- **EXTRACTED DATA**
^^^^

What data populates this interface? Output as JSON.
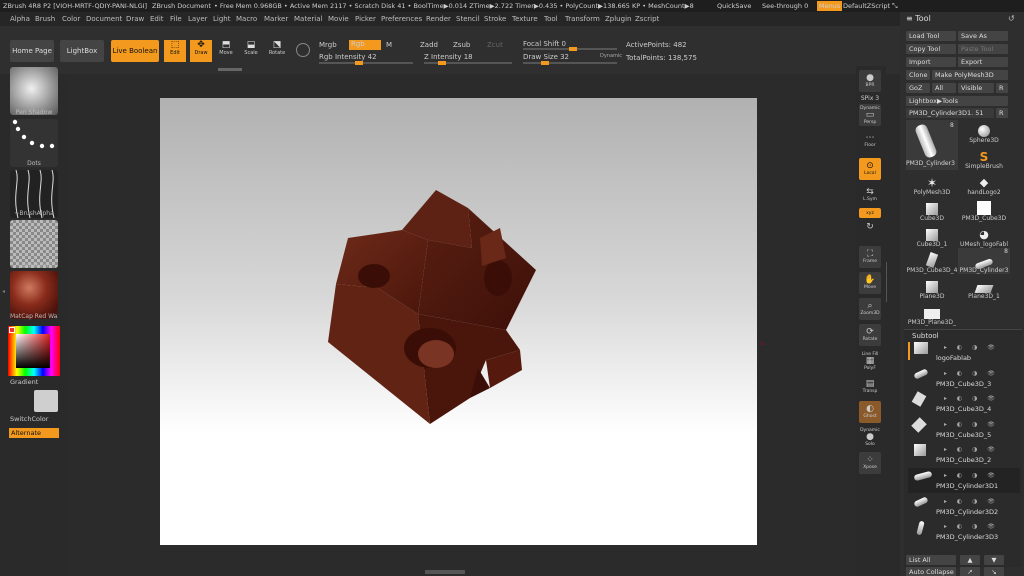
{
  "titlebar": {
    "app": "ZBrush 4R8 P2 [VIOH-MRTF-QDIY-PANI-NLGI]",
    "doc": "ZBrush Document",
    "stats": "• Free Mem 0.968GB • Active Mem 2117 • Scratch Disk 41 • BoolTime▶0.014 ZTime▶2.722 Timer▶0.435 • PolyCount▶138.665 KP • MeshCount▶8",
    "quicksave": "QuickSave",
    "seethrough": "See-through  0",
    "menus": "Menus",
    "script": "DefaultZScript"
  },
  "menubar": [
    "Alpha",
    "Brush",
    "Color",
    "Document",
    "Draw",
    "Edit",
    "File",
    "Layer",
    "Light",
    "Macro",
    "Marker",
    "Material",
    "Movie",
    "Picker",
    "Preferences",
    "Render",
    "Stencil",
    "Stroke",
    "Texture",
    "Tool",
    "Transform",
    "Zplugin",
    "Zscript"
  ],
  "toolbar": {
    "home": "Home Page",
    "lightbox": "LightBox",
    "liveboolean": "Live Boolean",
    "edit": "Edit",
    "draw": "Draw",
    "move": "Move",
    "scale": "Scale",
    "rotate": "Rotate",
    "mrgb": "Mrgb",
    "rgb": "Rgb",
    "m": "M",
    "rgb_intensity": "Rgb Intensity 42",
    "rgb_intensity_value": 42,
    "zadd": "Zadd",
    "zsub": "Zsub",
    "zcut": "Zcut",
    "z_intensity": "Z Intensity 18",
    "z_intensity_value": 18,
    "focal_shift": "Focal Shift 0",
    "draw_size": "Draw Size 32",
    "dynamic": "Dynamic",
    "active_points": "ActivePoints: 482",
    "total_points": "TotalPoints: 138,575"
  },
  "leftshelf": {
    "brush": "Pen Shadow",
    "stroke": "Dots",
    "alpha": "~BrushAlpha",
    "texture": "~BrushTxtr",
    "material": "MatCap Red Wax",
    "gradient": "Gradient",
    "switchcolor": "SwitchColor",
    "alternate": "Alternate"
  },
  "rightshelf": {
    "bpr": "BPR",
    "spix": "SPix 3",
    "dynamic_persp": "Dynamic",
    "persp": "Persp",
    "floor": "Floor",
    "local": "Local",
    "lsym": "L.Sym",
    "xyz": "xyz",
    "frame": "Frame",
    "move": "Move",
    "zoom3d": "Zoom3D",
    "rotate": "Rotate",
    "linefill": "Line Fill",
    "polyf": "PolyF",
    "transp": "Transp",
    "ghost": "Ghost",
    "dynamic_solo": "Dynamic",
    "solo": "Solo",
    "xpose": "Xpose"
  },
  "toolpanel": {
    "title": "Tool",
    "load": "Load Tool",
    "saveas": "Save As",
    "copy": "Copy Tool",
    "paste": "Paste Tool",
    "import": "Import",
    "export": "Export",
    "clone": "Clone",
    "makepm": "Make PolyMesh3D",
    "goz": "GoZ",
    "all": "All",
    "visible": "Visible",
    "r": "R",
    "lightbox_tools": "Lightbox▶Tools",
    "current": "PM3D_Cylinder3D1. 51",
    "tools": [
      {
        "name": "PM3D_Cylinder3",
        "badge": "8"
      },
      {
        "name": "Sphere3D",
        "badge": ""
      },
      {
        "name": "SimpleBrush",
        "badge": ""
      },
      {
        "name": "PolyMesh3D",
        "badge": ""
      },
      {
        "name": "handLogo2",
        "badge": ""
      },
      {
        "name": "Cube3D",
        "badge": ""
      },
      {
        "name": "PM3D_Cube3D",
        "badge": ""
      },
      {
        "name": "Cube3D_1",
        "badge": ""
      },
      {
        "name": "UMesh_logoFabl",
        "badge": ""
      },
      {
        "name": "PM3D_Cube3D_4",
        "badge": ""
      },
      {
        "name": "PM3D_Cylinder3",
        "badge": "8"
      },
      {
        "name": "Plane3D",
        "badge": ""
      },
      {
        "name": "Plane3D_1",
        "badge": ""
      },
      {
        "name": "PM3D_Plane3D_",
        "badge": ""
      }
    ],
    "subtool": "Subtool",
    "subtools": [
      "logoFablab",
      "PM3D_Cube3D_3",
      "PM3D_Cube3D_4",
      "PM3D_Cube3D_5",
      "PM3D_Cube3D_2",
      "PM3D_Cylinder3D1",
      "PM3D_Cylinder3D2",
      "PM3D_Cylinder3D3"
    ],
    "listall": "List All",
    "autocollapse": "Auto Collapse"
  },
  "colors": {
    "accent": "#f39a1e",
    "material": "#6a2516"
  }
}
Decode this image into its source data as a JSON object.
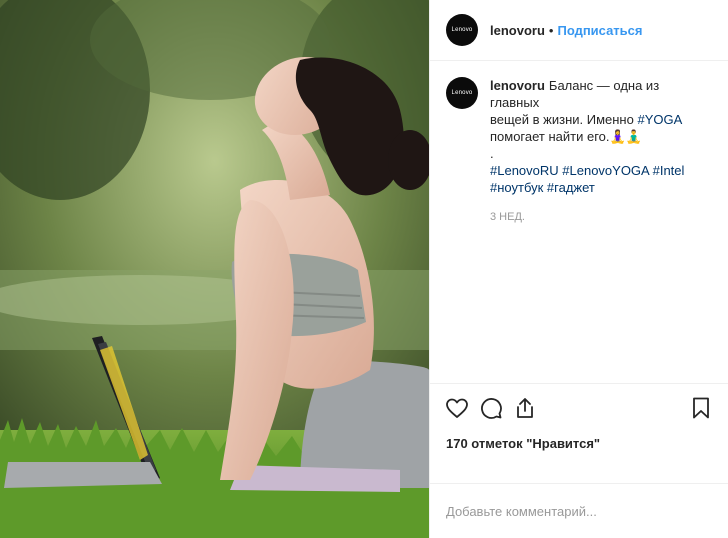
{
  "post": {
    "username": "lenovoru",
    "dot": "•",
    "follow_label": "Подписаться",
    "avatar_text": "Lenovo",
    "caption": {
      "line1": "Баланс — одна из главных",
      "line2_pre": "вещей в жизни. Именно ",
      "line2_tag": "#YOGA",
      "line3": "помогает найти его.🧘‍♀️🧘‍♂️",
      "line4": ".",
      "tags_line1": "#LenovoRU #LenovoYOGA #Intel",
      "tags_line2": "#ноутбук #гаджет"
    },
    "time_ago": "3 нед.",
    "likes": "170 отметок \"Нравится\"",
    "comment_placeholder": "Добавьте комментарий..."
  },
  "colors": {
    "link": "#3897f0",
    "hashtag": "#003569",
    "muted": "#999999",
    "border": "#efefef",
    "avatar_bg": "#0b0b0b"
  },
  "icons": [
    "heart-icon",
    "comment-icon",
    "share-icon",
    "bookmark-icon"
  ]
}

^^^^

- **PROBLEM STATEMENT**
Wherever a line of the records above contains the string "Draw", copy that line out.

- **RESPONSE**
    "Draw",
    "draw": "Draw",
    "draw_size": "Draw Size 32",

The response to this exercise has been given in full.